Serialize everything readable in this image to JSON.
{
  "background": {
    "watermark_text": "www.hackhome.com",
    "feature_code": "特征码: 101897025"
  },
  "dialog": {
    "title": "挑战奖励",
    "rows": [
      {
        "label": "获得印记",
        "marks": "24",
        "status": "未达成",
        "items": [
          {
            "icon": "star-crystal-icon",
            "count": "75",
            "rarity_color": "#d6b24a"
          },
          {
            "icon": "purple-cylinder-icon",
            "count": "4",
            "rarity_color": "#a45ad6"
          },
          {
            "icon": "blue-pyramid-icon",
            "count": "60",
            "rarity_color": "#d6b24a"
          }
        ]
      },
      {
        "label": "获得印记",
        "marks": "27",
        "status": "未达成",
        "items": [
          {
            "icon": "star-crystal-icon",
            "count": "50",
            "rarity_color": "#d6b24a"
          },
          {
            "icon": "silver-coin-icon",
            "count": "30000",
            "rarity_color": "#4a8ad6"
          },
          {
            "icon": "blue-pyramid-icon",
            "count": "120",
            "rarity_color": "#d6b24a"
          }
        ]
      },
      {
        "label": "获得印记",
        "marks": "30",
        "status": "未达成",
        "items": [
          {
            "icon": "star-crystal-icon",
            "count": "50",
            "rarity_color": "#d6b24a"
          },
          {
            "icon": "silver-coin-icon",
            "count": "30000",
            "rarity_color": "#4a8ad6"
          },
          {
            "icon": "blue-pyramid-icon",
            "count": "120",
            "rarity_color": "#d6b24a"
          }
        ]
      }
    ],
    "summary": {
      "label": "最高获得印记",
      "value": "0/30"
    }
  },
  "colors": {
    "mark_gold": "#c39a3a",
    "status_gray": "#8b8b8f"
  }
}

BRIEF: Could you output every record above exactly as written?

RESPONSE AREA:
Serialize everything readable in this image to JSON.
{
  "background": {
    "watermark_text": "www.hackhome.com",
    "feature_code": "特征码: 101897025"
  },
  "dialog": {
    "title": "挑战奖励",
    "rows": [
      {
        "label": "获得印记",
        "marks": "24",
        "status": "未达成",
        "items": [
          {
            "icon": "star-crystal-icon",
            "count": "75",
            "rarity_color": "#d6b24a"
          },
          {
            "icon": "purple-cylinder-icon",
            "count": "4",
            "rarity_color": "#a45ad6"
          },
          {
            "icon": "blue-pyramid-icon",
            "count": "60",
            "rarity_color": "#d6b24a"
          }
        ]
      },
      {
        "label": "获得印记",
        "marks": "27",
        "status": "未达成",
        "items": [
          {
            "icon": "star-crystal-icon",
            "count": "50",
            "rarity_color": "#d6b24a"
          },
          {
            "icon": "silver-coin-icon",
            "count": "30000",
            "rarity_color": "#4a8ad6"
          },
          {
            "icon": "blue-pyramid-icon",
            "count": "120",
            "rarity_color": "#d6b24a"
          }
        ]
      },
      {
        "label": "获得印记",
        "marks": "30",
        "status": "未达成",
        "items": [
          {
            "icon": "star-crystal-icon",
            "count": "50",
            "rarity_color": "#d6b24a"
          },
          {
            "icon": "silver-coin-icon",
            "count": "30000",
            "rarity_color": "#4a8ad6"
          },
          {
            "icon": "blue-pyramid-icon",
            "count": "120",
            "rarity_color": "#d6b24a"
          }
        ]
      }
    ],
    "summary": {
      "label": "最高获得印记",
      "value": "0/30"
    }
  },
  "colors": {
    "mark_gold": "#c39a3a",
    "status_gray": "#8b8b8f"
  }
}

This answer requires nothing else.